  14. Plummer, Kevin. The CN Tower is Dead. Long Live the CN Tower!. Torontoist, September, 2007. (accessed 2008-09-23)
  15. CNTower.com CN Tower History, 2008-09-23.
  16. GreatBuildings.com John Andrews, 2008-09-23.
  17. Plummer, Kevin. The CN Tower is Dead. Long Live the CN Tower!. Torontoist, September, 2007. (accessed 2008-09-23)
  18. GreatBuildings.com CN Tower, 2008-09-23.
  19. TrizecHahn Corporation Brief Overview of the CN Tower, 2008-09-23.
  20. http://www.justrelaxmobilespa.com/pages/page_32.asp
  21. TrizecHahn Corporation Brief Overview of the CN Tower, 2008-09-23.
  22. http://www.justrelaxmobilespa.com/pages/page_32.asp
  23. ProjectsMonitor.com New Slip Form method for lighthouse construction, 2008-09-23.
  24. ProjectsMonitor.com New Slip Form method for lighthouse construction, 2008-09-23.
  25. TrizecHahn Corporation Brief Overview of the CN Tower, 2008-09-23.
  26. http://www.justrelaxmobilespa.com/pages/page_32.asp
  27. http://www.justrelaxmobilespa.com/pages/page_32.asp
  28. http://www.justrelaxmobilespa.com/pages/page_32.asp
  29. http://www.justrelaxmobilespa.com/pages/page_32.asp
  30. McLean, Jane. CN Tower: 15 Fascinating Facts. About.com: Canada Travel, 2008-09-23.

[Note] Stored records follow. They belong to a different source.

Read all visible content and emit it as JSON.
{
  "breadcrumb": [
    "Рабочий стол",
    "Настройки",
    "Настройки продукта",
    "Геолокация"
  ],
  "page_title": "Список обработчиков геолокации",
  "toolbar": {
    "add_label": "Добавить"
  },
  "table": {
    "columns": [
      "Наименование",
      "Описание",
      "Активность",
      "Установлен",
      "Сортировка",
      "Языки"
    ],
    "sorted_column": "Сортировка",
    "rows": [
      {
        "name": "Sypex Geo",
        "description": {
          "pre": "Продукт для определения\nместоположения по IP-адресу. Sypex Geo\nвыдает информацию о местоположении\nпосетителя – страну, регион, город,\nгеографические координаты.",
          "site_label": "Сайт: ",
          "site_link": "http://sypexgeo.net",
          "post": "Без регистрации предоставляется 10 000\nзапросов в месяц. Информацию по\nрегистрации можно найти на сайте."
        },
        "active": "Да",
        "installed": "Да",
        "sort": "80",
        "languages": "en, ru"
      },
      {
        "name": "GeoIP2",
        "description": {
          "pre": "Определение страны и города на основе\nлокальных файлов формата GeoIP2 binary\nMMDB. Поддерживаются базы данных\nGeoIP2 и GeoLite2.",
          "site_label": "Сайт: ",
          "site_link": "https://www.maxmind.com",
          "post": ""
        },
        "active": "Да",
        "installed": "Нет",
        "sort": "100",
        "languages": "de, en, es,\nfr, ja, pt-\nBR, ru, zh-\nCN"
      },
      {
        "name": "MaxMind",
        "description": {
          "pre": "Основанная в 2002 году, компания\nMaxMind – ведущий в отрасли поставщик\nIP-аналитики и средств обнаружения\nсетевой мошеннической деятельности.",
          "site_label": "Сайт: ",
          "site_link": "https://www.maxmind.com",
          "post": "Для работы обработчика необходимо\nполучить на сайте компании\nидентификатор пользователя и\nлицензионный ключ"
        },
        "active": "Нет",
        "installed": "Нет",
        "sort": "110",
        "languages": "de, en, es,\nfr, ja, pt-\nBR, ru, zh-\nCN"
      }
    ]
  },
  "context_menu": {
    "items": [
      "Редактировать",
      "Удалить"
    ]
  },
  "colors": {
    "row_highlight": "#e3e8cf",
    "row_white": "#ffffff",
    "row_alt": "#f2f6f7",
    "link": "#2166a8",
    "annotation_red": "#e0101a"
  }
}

  31. Plummer, Kevin. The CN Tower is Dead. Long Live the CN Tower!. Torontoist, September, 2007. (accessed 2008-09-23)
  32. CNW Group Multi-Media News: CN Tower, 2008-09-23.
  33. http://www.justrelaxmobilespa.com/pages/page_32.asp
  34. Toye, Suelan. CN Tower struck by lightning more frequently than rest of Toronto. Ryerson University, December 2006. (accessed 2008-09-23)
  35. Toye, Suelan. CN Tower struck by lightning more frequently than rest of Toronto. Ryerson University, December 2006. (accessed 2008-09-23)
  36. McLean, Jane. CN Tower: 15 Fascinating Facts. About.com: Canada Travel, 2008-09-23.
  37. CNTower.ca CN Tower Newly Enhanced Elevator with Glass Floor Panels, 2008-09-23.

[edit] External Links